The charity was contacted by Mr Celebi’s friend and Wood Green resident Deirdre Beresford after she became concerned by his deteriorating mental condition.
“I could see being trapped in his house was affecting his mind and leaving him more and more depressed,” she said.
“Given his state, you’d have expected the NHS to step in and help.
“Instead, they just said he ‘didn’t qualify’ and refused to give him an electric chair.
“But I am so excited for Cafer now. To see him trying out the chair, you could just see his confidence building by the minute.
“It’s the best Christmas present he could get.”
Limbcare chief executive Ray Edwards, a fellow amputee, said it was “an honour” to help.
“Poor Cafer has been so lonely that it’s just great to be able to help,” he said.
“There are around 90,000 amputees in the UK and when you have an amputation, you will lose some of that independence you took for granted.
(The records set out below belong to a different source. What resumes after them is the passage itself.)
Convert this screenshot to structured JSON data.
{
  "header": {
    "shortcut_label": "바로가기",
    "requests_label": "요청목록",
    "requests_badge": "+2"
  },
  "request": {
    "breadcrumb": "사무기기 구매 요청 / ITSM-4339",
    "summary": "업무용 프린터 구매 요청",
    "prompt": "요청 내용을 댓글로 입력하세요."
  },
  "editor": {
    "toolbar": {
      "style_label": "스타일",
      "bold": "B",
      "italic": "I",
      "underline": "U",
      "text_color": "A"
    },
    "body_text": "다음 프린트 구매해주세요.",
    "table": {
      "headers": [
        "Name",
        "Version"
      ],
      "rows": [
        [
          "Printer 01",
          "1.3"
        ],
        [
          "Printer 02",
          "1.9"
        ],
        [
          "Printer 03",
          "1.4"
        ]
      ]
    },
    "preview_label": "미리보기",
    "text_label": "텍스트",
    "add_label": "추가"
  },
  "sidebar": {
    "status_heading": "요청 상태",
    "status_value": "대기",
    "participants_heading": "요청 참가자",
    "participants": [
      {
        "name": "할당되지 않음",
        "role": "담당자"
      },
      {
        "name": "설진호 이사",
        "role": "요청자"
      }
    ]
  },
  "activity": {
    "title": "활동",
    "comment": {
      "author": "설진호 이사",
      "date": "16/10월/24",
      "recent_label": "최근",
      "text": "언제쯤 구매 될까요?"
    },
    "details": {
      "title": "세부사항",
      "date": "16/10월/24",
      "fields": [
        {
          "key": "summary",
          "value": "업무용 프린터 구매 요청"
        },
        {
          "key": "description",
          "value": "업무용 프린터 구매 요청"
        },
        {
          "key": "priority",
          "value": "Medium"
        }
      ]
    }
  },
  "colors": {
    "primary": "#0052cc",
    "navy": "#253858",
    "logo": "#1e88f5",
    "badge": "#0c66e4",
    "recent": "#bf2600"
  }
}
“I’m sure there are many people out there going through what Cafer has gone through.”